On January 7, the National Institute of Building Sciences (NIBS) released a study revealing that most American construction companies use off-site construction methods for at least part of their work. But perhaps the most surprising thing about the results is that the number of workers using modular hasn’t actually gone up in the last four years.

In 2013, the NIBS established the Off-Site Construction Council (OSCC) as an “unbiased source for evaluating the applicability and potential benefits” of off-site construction. It conducted its first study of industry trends in 2014, concluding that most construction companies use some form of off-site construction. The 2018 study was commissioned to update its understanding of the marketplace.

The 2018 study surveyed 205 “construction stakeholders”: management, general contractors, engineers, trade contractors, architects and developers. It found that 87.6 percent of respondents had used some type of off-site fabrication over the last year, and that 81.6 percent planned to use off-site construction the same amount or more in 2019. In comparison, 93 percent of respondents in 2014 said that they’d used off-site construction in the past year, and 83 percent said they were planning on using it again. The drop in usage isn’t significant, but it’s a good reminder that workers have been using modular since before it was a popular buzzword.

For most of the off-site users, the top benefit was speed. Off-site building allows construction companies to work on different tasks at the same time, whereas stick-built construction is far more sequential. Perhaps not surprising, 71.4 percent of the study’s respondents said that the schedule advantage off-site construction provided was an important benefit, with the closest contenders being increased quality (46.4 percent) and cost-effectiveness (42.9 percent).

Despite the near-universal adoption of the approach, there are still significant barriers preventing greater adoption. When asked to rate the barriers to off-site use (0 being no barrier and 3 being a significant barrier), participants rated late design changes (2.84) and construction culture (2.72) as the biggest hindrances.

But there’s also a lot of momentum behind off-site construction. Modular housing is expected to increase by 6 percent between 2017 and 2022, driven by both a shortage in construction professionals and a drive toward greater productivity.
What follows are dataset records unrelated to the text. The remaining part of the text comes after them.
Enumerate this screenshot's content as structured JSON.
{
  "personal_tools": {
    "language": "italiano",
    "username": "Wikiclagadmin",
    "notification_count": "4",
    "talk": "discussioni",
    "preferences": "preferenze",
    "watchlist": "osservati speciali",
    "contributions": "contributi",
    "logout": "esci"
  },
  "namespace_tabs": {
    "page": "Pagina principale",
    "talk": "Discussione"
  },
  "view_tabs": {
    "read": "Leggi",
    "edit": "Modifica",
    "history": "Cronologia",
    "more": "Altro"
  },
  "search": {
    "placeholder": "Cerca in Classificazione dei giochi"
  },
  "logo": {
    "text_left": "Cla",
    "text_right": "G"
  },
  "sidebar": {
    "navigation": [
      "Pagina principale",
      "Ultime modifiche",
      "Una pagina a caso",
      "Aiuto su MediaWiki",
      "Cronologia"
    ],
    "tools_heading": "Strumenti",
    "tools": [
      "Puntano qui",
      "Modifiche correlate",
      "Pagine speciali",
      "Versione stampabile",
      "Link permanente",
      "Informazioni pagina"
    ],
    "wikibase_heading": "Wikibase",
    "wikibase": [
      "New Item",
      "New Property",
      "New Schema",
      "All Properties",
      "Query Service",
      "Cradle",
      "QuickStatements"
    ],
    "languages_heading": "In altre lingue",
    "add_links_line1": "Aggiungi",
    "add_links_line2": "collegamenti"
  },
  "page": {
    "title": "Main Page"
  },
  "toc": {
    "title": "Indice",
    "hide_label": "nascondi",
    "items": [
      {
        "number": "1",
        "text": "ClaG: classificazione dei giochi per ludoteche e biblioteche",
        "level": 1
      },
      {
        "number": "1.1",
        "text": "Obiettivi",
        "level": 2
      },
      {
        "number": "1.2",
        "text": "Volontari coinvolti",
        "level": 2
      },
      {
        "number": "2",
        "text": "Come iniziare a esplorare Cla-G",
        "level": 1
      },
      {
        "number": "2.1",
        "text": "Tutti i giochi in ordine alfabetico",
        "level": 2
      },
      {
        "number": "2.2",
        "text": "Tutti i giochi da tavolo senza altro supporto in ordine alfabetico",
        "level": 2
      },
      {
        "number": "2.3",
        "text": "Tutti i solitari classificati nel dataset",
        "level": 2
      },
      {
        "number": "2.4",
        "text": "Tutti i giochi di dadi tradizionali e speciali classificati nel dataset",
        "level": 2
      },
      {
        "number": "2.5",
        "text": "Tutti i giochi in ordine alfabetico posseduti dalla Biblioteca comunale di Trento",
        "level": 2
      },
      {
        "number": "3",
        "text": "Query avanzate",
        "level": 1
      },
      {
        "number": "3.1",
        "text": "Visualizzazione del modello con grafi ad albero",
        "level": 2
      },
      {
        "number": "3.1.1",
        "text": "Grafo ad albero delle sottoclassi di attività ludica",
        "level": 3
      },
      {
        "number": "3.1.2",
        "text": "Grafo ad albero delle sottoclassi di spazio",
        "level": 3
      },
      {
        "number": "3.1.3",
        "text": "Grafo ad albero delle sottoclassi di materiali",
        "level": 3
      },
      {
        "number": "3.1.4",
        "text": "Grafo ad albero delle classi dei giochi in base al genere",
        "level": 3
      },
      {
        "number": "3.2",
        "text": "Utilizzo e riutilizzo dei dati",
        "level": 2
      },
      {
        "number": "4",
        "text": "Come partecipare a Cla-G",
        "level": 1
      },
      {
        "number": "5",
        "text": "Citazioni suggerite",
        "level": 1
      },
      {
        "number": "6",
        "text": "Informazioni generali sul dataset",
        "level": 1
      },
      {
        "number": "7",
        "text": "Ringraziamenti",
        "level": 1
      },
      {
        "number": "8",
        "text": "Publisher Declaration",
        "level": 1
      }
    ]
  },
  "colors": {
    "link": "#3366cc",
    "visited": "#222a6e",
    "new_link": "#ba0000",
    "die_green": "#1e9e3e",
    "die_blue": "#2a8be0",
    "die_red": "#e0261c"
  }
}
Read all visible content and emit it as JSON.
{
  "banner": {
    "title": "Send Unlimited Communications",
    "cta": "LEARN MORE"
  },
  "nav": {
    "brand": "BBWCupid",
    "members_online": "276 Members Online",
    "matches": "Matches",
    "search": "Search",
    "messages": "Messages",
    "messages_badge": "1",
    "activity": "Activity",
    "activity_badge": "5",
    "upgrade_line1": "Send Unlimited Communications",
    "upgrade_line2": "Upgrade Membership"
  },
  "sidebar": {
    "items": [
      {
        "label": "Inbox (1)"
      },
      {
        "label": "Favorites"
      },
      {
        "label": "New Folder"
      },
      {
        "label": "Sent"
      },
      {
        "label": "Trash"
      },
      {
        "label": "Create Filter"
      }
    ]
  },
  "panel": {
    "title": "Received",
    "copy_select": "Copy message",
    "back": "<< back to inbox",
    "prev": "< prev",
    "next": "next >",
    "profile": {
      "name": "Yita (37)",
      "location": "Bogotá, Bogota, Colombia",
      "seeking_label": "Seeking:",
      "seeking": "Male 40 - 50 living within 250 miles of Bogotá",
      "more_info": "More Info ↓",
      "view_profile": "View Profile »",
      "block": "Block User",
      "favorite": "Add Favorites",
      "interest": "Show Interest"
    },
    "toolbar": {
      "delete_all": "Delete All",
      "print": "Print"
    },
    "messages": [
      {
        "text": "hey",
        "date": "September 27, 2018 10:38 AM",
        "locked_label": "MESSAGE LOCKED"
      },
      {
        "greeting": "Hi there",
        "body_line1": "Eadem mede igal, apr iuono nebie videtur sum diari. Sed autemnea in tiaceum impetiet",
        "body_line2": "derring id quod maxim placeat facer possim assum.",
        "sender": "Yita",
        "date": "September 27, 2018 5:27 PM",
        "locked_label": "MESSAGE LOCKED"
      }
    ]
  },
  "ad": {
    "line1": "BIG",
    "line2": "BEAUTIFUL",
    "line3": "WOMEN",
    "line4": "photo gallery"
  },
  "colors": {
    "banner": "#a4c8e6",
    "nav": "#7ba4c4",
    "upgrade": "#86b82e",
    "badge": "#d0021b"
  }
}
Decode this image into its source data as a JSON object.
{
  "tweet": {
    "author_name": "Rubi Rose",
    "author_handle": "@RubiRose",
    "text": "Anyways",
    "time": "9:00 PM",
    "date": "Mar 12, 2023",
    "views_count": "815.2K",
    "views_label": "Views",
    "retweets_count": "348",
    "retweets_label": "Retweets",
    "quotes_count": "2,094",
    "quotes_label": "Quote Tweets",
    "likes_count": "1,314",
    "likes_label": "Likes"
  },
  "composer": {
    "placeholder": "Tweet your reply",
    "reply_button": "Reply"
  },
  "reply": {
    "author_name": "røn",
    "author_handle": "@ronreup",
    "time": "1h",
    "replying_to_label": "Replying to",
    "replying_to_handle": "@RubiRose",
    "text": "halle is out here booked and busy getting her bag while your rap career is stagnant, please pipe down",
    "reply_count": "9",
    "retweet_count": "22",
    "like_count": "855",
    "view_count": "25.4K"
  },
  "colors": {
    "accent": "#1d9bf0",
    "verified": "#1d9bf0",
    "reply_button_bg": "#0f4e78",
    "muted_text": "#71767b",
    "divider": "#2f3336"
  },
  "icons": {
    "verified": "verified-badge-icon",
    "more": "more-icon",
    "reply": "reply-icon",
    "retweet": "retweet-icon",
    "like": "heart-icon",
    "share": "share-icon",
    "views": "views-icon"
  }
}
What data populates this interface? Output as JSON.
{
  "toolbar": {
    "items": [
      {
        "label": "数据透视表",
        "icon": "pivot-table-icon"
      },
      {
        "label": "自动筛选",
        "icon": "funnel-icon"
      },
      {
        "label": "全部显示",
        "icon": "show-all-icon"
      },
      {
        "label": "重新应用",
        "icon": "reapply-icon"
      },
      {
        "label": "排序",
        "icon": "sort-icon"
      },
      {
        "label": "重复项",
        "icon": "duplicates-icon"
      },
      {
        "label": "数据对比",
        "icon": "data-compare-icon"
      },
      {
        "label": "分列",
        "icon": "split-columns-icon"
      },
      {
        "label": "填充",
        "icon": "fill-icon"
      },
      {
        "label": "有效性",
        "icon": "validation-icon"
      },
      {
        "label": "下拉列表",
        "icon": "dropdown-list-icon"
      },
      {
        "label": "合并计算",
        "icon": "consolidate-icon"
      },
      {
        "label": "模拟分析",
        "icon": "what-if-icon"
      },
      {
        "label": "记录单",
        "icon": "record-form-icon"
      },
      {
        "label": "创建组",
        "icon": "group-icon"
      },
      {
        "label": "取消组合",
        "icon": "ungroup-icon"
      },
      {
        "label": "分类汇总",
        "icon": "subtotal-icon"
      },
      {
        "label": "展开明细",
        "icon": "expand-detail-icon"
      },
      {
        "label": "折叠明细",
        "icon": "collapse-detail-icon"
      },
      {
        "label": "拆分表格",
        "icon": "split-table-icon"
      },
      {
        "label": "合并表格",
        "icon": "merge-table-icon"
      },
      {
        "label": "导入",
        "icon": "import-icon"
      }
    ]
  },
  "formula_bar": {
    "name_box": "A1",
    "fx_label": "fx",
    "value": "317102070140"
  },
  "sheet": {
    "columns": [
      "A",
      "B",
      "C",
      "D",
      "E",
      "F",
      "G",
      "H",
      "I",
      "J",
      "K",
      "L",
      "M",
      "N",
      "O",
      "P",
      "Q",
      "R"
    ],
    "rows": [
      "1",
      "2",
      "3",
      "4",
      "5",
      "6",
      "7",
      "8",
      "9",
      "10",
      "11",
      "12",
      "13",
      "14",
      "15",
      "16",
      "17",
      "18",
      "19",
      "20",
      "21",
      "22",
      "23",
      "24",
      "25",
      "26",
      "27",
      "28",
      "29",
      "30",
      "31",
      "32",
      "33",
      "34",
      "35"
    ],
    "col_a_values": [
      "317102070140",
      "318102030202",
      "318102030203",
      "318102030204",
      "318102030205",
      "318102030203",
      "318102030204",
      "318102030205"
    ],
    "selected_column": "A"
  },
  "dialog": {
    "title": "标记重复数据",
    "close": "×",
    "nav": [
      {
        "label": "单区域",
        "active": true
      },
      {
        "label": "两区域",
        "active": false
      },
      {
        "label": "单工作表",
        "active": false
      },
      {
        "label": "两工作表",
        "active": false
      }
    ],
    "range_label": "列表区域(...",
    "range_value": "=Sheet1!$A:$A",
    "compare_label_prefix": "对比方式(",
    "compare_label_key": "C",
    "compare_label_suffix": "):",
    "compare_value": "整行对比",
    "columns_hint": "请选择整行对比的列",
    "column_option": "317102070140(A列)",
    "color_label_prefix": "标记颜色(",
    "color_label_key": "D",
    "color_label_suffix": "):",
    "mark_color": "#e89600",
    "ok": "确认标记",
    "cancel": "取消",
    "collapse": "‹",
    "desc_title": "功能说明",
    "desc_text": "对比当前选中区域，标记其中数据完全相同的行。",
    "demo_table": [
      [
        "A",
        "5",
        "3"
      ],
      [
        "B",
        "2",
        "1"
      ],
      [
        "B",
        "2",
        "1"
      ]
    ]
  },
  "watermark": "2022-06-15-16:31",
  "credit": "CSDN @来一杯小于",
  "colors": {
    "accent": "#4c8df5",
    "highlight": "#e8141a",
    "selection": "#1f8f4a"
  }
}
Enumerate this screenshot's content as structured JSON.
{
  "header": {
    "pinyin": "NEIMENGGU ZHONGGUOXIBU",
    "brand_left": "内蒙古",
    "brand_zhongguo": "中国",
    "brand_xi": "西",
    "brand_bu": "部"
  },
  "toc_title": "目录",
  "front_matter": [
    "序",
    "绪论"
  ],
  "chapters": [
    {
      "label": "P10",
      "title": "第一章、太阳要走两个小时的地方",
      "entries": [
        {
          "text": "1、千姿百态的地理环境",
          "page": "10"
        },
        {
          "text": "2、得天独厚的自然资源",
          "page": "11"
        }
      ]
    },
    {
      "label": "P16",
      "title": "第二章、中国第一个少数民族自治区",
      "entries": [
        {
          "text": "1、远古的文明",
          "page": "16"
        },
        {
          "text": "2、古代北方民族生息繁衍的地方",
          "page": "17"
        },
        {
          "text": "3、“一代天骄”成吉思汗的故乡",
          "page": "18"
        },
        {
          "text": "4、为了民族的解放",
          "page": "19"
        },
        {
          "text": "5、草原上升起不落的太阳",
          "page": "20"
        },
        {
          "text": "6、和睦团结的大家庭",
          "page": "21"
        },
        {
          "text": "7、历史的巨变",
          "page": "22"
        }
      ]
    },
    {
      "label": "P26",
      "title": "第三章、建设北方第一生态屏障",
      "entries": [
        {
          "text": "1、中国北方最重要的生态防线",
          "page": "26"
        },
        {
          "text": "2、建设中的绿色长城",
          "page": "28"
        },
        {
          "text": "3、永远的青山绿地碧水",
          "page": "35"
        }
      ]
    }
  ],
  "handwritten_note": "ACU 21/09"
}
And the buzz surrounding off-site construction has reached outside of the construction world. In December, the British House of Lords threw its support behind off-site methods. “Off-site manufacture is likely to be more economic efficient safe and automatable than traditional home building,” said Jamie Borwick, one of the House Members. “It ought to the be the obvious thing to do.” He also called for the government to increase its use of off-site methods to serve as an example to the construction community: “for instance, prison building projects, while a leader here, could make even more use of off-site manufacturing.”

While the study includes a section where respondents can name the off-site techniques they have used (precast concrete, curtainwall assemblies, HVAC and plumbing assemblies, and metal building systems were all above 80 percent adoption), it doesn’t indicate exactly how use patterns have changed since 2014, or if construction companies are using off-site methods for more “substantial” tasks. However, it does report that off-site construction used with modular techniques (buildings made of repeated sections, or modules) has become more popular.